But it also matters clinically. If ketamine treatment is, in fact, acting as a kind of latter-day psychedelic therapy, that would imply that ensuring a comfortable atmosphere and encouraging positive expectations would be crucial. On this view, the smile on the face of the doctor giving the injection might be as important as the drug in the syringe.
Finally, I’d like to mention some mysterious ‘loose ends’ in these results. In Murrough et al, the midazolam group improved substantially, dropping by about 8 points on the MADRS scale after getting their injection. That’s not a huge effect, but it’s notable because the inactive placebo groups in previous ketamine trials have not tended to improve at all. Midazolam’s effect was also greater than that of 150 mg AZD6765, a non-psychoactive ketamine-like drug, in a prior study.
One interpretation of this is that midazolam is a quite good rapid-acting antidepressant. The other interpretation is in terms of the placebo effect: patients taking a given antidepressant are known to report greater improvement if they’re in a double-blind trial comparing two different drugs, as opposed to a trial comparing drug to placebo, perhaps because they know that they’re getting ‘a real treatment’ and therefore expect to get better.
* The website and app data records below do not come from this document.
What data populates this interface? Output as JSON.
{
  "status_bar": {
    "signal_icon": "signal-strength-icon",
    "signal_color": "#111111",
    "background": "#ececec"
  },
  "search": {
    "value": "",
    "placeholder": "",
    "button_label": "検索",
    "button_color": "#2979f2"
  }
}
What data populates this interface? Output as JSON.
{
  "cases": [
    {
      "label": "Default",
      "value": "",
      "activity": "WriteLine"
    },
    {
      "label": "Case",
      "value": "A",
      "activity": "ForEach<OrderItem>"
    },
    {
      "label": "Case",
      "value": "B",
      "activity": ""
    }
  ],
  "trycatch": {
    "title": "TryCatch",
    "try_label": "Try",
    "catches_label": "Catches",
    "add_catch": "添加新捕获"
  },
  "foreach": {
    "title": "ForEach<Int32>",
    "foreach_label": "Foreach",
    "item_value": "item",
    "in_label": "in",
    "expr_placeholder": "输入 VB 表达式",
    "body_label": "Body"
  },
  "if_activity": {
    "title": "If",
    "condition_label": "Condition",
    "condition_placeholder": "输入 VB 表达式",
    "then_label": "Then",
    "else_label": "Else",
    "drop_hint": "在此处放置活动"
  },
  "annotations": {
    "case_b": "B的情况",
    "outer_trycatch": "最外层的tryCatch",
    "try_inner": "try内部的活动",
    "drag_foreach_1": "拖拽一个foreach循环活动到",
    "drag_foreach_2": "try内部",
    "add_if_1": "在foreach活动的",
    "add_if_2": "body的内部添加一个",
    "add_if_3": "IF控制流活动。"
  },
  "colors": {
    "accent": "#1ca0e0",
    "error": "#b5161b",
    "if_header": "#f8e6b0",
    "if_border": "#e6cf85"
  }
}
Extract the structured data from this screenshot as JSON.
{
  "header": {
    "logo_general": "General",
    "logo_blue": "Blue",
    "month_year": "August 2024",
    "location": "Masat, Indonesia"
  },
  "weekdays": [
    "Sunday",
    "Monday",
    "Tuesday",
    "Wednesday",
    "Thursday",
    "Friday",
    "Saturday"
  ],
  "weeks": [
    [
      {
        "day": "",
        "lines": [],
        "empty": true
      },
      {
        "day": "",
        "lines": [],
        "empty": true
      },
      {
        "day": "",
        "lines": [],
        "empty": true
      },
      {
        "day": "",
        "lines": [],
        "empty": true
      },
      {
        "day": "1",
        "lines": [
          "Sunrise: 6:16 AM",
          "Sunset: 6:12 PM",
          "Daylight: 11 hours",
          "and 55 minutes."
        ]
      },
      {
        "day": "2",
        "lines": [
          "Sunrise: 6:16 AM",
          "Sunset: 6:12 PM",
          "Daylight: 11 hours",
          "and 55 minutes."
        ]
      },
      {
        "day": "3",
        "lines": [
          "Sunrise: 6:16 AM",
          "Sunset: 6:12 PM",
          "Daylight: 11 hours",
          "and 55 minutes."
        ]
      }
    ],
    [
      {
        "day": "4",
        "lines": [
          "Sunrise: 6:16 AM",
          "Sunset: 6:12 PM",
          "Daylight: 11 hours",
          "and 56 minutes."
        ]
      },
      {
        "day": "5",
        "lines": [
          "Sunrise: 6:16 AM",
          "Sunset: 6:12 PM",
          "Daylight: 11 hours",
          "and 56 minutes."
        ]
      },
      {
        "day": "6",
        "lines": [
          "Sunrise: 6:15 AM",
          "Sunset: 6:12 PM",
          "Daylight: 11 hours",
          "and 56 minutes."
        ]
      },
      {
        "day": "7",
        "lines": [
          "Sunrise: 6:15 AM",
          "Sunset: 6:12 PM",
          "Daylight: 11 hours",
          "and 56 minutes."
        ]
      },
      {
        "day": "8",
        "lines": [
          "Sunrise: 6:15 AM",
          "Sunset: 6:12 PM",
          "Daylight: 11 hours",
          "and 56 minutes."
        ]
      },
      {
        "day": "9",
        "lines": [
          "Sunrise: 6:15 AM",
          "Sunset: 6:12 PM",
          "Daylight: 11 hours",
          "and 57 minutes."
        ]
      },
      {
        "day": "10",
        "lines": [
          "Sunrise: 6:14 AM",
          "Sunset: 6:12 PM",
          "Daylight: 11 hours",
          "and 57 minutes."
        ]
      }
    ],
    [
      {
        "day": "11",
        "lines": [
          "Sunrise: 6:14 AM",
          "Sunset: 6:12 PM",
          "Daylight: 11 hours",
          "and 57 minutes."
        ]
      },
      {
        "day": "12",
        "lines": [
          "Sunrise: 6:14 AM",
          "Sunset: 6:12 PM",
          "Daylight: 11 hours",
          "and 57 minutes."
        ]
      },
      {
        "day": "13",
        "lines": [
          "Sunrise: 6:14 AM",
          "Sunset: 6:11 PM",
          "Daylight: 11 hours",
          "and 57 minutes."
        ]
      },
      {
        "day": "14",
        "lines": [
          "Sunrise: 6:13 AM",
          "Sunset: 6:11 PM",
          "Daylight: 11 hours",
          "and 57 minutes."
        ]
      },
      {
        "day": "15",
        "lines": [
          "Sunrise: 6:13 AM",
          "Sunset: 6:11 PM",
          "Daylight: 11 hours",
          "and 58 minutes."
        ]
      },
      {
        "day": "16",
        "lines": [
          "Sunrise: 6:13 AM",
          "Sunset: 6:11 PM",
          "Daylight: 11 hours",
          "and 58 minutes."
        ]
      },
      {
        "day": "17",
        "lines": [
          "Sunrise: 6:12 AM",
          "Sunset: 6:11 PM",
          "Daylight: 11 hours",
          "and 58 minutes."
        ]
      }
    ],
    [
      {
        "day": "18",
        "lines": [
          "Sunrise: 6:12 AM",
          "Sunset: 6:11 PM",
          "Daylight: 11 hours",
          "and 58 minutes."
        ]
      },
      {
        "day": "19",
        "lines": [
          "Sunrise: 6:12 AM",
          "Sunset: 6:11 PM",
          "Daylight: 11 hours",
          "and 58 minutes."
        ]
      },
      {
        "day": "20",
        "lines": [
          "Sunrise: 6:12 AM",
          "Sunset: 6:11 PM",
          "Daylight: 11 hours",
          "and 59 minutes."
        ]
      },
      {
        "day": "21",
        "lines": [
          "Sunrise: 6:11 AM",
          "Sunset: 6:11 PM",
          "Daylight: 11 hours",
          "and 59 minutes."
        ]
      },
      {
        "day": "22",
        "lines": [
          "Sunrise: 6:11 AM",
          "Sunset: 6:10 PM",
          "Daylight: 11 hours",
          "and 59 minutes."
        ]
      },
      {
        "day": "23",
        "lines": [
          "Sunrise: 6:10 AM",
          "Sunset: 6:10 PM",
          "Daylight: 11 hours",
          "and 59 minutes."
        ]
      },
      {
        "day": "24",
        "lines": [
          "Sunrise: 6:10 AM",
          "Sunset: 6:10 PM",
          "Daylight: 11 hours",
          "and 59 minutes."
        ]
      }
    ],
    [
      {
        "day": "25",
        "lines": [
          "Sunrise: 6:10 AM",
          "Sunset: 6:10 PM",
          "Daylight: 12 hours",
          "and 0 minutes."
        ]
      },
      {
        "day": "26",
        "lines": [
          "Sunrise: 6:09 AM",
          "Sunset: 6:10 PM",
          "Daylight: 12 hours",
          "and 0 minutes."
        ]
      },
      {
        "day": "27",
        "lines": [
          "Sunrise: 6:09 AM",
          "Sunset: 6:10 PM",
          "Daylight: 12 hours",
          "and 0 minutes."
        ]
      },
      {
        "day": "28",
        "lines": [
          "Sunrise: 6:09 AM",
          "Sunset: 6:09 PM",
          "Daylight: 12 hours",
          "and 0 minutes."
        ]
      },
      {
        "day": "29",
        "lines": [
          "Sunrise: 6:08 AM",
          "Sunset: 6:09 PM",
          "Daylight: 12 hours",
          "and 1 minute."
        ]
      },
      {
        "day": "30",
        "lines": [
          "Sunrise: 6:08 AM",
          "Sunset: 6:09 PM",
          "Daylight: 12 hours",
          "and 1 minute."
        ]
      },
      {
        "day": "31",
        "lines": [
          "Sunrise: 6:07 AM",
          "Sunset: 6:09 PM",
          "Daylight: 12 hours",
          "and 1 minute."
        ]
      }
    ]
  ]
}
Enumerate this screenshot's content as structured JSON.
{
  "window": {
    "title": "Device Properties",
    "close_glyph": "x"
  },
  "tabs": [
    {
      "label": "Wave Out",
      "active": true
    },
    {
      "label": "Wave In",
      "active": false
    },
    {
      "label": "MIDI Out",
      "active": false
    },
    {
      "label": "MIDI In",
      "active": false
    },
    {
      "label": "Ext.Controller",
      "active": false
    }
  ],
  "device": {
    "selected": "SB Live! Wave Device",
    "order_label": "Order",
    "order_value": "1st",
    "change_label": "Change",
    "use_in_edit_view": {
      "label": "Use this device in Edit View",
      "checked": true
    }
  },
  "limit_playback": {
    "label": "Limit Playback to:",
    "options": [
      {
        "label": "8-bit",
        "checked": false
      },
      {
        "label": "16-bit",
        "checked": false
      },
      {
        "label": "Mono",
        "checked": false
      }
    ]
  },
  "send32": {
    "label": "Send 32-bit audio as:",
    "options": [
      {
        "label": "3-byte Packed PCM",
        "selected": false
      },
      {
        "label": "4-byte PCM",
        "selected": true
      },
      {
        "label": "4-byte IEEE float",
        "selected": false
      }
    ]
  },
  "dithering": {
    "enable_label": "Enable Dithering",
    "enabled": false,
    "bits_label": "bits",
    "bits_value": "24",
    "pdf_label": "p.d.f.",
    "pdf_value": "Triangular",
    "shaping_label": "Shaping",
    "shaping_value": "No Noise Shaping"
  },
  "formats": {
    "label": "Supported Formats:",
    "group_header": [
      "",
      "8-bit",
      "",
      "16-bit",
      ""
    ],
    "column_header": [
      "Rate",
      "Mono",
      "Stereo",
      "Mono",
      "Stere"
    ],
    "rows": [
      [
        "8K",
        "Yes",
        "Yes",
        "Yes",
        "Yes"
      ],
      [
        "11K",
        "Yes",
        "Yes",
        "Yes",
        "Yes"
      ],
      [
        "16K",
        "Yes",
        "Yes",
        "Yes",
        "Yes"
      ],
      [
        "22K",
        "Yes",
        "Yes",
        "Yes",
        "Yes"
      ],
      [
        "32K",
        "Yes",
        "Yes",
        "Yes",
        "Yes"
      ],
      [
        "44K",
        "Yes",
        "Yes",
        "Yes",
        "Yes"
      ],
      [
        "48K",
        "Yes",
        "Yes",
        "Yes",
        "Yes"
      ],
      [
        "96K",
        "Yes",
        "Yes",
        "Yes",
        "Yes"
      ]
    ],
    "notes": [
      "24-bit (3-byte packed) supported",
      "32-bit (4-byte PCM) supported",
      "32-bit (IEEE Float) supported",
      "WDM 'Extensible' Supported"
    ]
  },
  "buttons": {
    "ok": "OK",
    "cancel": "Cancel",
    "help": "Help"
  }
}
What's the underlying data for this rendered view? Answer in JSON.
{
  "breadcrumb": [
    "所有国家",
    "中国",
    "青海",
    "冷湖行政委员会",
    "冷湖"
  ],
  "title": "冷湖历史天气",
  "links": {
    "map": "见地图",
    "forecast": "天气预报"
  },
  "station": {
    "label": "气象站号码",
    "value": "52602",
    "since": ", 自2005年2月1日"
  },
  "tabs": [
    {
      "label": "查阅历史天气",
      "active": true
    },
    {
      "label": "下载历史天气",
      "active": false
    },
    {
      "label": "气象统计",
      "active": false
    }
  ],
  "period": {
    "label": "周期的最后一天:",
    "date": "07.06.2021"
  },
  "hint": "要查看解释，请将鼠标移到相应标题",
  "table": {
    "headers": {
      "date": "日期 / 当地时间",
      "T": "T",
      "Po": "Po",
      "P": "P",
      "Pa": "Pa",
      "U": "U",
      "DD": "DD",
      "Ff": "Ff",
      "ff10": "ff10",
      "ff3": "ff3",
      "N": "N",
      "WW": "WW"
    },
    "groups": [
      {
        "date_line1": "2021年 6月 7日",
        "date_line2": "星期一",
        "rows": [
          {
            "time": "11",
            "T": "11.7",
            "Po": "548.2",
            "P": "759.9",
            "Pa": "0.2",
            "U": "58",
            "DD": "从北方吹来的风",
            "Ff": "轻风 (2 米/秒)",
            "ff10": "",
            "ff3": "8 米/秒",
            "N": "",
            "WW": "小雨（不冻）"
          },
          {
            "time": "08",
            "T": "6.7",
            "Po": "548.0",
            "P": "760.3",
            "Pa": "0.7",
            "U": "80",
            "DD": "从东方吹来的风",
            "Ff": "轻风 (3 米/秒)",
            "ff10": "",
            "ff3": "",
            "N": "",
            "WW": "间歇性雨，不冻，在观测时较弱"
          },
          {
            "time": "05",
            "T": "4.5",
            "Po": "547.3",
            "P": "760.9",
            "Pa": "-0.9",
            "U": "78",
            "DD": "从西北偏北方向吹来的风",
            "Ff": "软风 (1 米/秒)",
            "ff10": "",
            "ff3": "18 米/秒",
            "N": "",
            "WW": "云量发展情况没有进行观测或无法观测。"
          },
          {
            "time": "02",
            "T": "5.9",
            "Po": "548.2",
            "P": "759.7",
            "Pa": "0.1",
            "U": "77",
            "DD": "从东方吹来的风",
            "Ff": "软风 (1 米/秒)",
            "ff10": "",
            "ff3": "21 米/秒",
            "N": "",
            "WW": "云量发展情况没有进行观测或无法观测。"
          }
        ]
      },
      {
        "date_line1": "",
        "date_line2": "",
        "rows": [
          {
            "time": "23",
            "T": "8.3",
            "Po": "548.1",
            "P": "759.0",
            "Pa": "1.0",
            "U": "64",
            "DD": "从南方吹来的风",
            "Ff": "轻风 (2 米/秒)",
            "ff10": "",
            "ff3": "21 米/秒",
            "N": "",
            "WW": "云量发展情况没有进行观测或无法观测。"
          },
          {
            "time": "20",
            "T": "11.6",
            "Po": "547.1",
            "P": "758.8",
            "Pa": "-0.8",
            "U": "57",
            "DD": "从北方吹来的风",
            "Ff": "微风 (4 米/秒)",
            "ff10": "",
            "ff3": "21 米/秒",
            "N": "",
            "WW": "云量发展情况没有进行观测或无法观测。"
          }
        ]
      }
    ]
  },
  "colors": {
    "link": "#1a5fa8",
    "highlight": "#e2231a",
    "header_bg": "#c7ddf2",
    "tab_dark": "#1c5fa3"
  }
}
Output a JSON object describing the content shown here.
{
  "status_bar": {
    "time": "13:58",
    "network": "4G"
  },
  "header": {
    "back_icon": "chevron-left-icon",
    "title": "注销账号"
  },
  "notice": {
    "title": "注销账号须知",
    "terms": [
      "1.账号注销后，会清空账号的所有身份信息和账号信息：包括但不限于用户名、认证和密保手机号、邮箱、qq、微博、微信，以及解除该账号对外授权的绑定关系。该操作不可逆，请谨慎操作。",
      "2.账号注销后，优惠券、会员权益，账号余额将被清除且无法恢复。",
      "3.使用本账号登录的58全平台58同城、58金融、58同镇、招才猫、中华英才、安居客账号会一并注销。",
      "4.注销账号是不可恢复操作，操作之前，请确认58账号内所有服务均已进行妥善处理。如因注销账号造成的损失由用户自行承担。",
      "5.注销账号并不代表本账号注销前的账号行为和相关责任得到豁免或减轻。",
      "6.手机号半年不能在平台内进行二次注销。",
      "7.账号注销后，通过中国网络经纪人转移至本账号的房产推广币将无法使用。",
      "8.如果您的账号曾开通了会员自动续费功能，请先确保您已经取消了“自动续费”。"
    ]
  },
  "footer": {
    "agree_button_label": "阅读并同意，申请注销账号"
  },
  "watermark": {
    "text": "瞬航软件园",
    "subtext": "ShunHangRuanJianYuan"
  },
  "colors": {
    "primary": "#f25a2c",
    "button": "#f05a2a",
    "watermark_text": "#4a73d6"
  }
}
Murrough JW, Iosifescu DV, Chang LC, Al Jurdi RK, Green CE, Perez AM, Iqbal S, Pillemer S, Foulkes A, Shah A, Charney DS, & Mathew SJ (2013). Antidepressant efficacy of ketamine in treatment-resistant major depression: a two-site randomized controlled trial. The American Journal of Psychiatry, 170 (10), 1134-42 PMID: 23982301
Dakwar E, Anerella C, Hart CL, Levin FR, Mathew SJ, & Nunes EV (2014). Therapeutic infusions of ketamine: Do the psychoactive effects matter? Drug and Alcohol Dependence PMID: 24480515